◆ **Provided data**
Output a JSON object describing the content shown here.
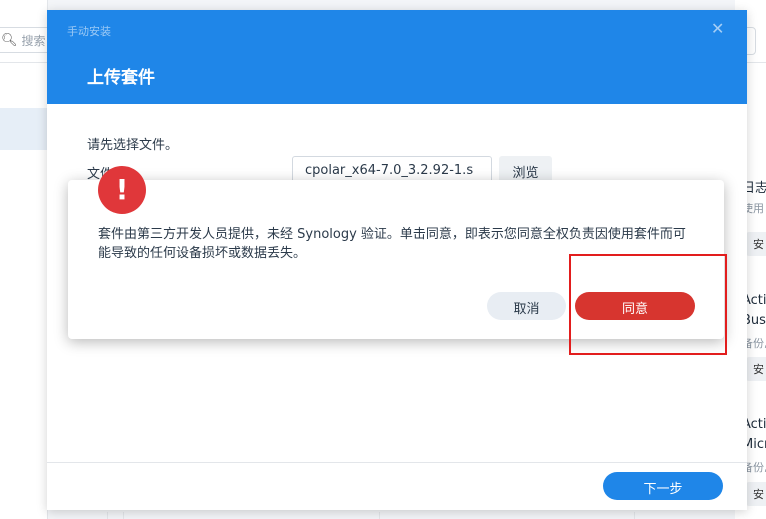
{
  "background": {
    "search_placeholder": "搜索",
    "search_icon": "search-icon",
    "right_cards": [
      {
        "title": "日志",
        "subtitle": "使用",
        "button": "安"
      },
      {
        "title_line1": "Acti",
        "title_line2": "Bus",
        "subtitle": "备份,",
        "button": "安"
      },
      {
        "title_line1": "Acti",
        "title_line2": "Micr",
        "subtitle": "备份,",
        "button": "安"
      }
    ]
  },
  "dialog": {
    "app_title": "手动安装",
    "close_icon": "close-icon",
    "title": "上传套件",
    "prompt": "请先选择文件。",
    "file_label": "文件",
    "file_value": "cpolar_x64-7.0_3.2.92-1.s",
    "browse_label": "浏览",
    "next_label": "下一步",
    "header_color": "#1f86e8"
  },
  "alert": {
    "icon": "exclamation-icon",
    "icon_glyph": "!",
    "message": "套件由第三方开发人员提供，未经 Synology 验证。单击同意，即表示您同意全权负责因使用套件而可能导致的任何设备损坏或数据丢失。",
    "cancel_label": "取消",
    "agree_label": "同意",
    "agree_color": "#d7352f",
    "highlight_color": "#e21d1d"
  }
}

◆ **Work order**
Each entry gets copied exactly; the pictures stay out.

◆ **Answer for the task**
Output a JSON object describing the content shown here.
{
  "background": {
    "search_placeholder": "搜索",
    "search_icon": "search-icon",
    "right_cards": [
      {
        "title": "日志",
        "subtitle": "使用",
        "button": "安"
      },
      {
        "title_line1": "Acti",
        "title_line2": "Bus",
        "subtitle": "备份,",
        "button": "安"
      },
      {
        "title_line1": "Acti",
        "title_line2": "Micr",
        "subtitle": "备份,",
        "button": "安"
      }
    ]
  },
  "dialog": {
    "app_title": "手动安装",
    "close_icon": "close-icon",
    "title": "上传套件",
    "prompt": "请先选择文件。",
    "file_label": "文件",
    "file_value": "cpolar_x64-7.0_3.2.92-1.s",
    "browse_label": "浏览",
    "next_label": "下一步",
    "header_color": "#1f86e8"
  },
  "alert": {
    "icon": "exclamation-icon",
    "icon_glyph": "!",
    "message": "套件由第三方开发人员提供，未经 Synology 验证。单击同意，即表示您同意全权负责因使用套件而可能导致的任何设备损坏或数据丢失。",
    "cancel_label": "取消",
    "agree_label": "同意",
    "agree_color": "#d7352f",
    "highlight_color": "#e21d1d"
  }
}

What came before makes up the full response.